Do your patients generally lean toward chemotherapy or abiraterone?
I have talked to my patients about abiraterone versus chemotherapy and, so far, they have leaned toward abiraterone. A lot of patients want to avoid chemotherapy; I have had patients who have had heart failure and I didn’t think abiraterone would be safe [for them]. Therefore, they went on to receive chemotherapy.
Where do you see the greatest unmet need in castration-sensitive prostate cancer?
It is a cure. We are hoping people live longer, but invariably they relapse and eventually succumb to their disease. I do think it’s possible that we may have combinations for upfront metastatic disease that eliminate the cancer like we do for testicular cancer, for example, which we can cure with chemotherapy for metastatic disease. However, we are not there yet, and I’m not sure we are going to get there with just chemotherapy or these hormonal treatments.
Going forward, what is your advice to community oncologists treating patients with castration-sensitive prostate cancer?
My advice to community oncologists is to have a conversation with patients and give them their options. Interpret the STAMPEDE study carefully since it did include nonmetastatic CRPC as well as metastatic patients. Think about the patient’s comorbidities and financial situation, and help them decide what the best treatment option is there for them.
Is there research you are currently working on that you would like to highlight?
I am continuing to do immunotherapy research in metastatic castration-resistant disease. We have continued to enroll patients to the study we have available and seen some outstanding responses. This is with pembrolizumab (Keytruda) added to enzalutamide (Xtandi) for mCRPC that is progressing on enzalutamide.
What are the biggest challenges in enrolling these patients?
The challenges to enrolling patients depends on the trial. We have ones where it doesn’t matter what treatments they have received in the past, and they can get on [the trial]. We have others where you have to biopsy a metastatic deposit. In prostate cancer, a lot of the bone metastases can’t be biopsied so that has been a big hurdle for my study. There are studies now looking at DNA-repair defects, and only one-quarter of patients have those, so you can see in those studies how we are narrowing the pool.
- Fizaxi K, Tran N, Fein LE, et al; the LATITUDE investigators. LATITUDE: A phase 3 double-blind, randomized trial of androgen deprivation therapy (ADT) with abiraterone acetate (AA) plus prednisone (P) or placebos (PBOs) in newly diagnosed high-risk metastatic hormone-naïve prostate cancer (mHNPC) patients (pts). J Clin Oncol. 2017;35 (suppl; abstr LBA3).

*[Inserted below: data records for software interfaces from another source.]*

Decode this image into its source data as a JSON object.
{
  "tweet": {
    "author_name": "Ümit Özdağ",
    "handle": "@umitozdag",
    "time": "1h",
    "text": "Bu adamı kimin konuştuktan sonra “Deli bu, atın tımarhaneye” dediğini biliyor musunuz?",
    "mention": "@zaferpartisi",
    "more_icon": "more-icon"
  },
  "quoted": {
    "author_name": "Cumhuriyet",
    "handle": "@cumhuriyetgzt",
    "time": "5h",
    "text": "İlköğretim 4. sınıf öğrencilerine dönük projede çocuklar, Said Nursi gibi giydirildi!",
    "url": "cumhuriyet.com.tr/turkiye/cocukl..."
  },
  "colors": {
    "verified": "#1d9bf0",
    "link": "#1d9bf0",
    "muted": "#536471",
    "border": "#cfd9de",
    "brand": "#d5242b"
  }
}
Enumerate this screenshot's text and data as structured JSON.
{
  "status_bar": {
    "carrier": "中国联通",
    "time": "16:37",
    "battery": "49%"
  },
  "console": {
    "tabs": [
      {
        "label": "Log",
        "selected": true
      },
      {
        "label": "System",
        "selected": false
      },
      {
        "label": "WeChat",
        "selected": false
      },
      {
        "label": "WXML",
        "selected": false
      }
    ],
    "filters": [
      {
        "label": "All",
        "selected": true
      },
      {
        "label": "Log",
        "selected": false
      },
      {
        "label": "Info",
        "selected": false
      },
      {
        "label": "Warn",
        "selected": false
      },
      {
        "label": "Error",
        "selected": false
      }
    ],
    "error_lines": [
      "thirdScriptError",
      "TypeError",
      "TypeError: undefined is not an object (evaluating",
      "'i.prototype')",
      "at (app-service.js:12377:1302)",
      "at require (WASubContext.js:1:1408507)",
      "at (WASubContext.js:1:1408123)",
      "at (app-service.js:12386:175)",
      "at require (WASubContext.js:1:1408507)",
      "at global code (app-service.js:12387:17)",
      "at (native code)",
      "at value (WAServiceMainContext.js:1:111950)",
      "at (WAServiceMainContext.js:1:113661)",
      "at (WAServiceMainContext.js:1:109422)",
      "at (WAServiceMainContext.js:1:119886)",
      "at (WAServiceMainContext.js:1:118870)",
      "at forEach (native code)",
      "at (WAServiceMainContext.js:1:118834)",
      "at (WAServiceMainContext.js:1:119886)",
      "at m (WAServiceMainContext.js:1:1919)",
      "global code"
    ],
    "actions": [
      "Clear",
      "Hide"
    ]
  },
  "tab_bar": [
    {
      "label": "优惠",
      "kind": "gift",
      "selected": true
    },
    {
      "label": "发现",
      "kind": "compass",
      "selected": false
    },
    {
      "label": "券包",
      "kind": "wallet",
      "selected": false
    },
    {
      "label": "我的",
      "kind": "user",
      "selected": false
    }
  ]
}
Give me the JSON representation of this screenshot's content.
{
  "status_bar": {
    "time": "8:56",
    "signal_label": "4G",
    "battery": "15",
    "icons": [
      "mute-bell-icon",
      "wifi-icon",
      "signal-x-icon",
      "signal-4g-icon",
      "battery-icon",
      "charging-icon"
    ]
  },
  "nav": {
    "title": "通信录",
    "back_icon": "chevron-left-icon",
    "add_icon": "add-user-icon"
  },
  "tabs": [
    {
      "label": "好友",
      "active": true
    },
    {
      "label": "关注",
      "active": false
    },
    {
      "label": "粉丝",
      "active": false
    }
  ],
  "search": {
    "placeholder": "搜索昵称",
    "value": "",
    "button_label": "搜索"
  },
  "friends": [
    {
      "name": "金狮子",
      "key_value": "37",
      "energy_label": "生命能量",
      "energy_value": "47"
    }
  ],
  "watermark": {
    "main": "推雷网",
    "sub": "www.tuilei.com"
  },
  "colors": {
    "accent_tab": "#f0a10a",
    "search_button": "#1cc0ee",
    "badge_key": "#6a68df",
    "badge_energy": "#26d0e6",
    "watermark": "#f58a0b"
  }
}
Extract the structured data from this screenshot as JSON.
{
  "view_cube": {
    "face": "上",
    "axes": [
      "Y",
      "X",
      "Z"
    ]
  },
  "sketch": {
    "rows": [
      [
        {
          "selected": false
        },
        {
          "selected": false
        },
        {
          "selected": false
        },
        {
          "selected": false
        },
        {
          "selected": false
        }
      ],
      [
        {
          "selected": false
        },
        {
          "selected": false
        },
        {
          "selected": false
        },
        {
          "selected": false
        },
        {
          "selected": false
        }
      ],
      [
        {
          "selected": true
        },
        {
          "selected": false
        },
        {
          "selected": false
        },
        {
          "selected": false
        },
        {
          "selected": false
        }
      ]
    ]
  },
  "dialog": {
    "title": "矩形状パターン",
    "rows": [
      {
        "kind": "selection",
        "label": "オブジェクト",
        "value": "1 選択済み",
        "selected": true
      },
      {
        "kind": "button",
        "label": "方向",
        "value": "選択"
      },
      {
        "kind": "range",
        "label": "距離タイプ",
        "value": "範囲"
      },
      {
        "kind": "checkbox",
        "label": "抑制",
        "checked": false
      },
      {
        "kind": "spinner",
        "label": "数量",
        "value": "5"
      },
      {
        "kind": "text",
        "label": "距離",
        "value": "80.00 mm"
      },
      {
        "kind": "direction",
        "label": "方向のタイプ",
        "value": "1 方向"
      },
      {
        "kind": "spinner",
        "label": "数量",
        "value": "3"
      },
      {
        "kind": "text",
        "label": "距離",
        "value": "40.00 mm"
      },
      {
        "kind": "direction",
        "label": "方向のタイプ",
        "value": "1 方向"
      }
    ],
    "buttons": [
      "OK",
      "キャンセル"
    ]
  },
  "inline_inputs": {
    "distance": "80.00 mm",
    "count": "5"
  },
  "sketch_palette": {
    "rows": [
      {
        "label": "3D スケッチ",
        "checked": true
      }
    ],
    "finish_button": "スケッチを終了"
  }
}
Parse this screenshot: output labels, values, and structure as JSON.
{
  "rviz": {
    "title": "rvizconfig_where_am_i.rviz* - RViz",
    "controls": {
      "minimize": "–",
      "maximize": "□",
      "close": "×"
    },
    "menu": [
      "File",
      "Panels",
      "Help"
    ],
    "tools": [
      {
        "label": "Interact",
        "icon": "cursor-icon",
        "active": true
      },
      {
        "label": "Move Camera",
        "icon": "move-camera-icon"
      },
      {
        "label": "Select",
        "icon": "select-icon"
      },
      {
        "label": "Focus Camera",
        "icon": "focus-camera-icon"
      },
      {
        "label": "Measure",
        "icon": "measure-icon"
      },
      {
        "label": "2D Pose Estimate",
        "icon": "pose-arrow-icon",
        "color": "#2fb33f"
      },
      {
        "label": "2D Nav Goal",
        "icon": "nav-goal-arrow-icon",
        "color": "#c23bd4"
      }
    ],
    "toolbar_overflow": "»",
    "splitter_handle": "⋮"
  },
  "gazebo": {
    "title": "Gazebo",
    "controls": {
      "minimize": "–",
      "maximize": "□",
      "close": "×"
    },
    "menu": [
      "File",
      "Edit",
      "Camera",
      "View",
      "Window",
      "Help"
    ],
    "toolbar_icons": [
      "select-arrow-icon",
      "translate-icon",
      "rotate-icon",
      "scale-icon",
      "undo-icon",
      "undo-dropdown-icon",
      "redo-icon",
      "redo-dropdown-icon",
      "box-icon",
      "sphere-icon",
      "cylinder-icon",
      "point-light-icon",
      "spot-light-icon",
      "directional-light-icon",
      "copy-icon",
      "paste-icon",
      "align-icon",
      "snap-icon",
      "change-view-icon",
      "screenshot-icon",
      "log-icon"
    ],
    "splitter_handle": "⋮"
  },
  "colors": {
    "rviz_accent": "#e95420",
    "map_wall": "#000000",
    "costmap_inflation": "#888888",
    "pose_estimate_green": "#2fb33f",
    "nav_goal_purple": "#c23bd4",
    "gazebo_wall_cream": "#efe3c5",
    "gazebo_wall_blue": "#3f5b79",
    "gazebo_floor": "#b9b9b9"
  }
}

- James ND, DeBono JS, Spears MR, et al. Adding abiraterone for men with high-risk prostate cancer (PCa) starting long-term androgen deprivation therapy (ADT): Survival results from STAMPEDE (NCT00268476). J Clin Oncol. 2017;35 (suppl; abstr LBA5003).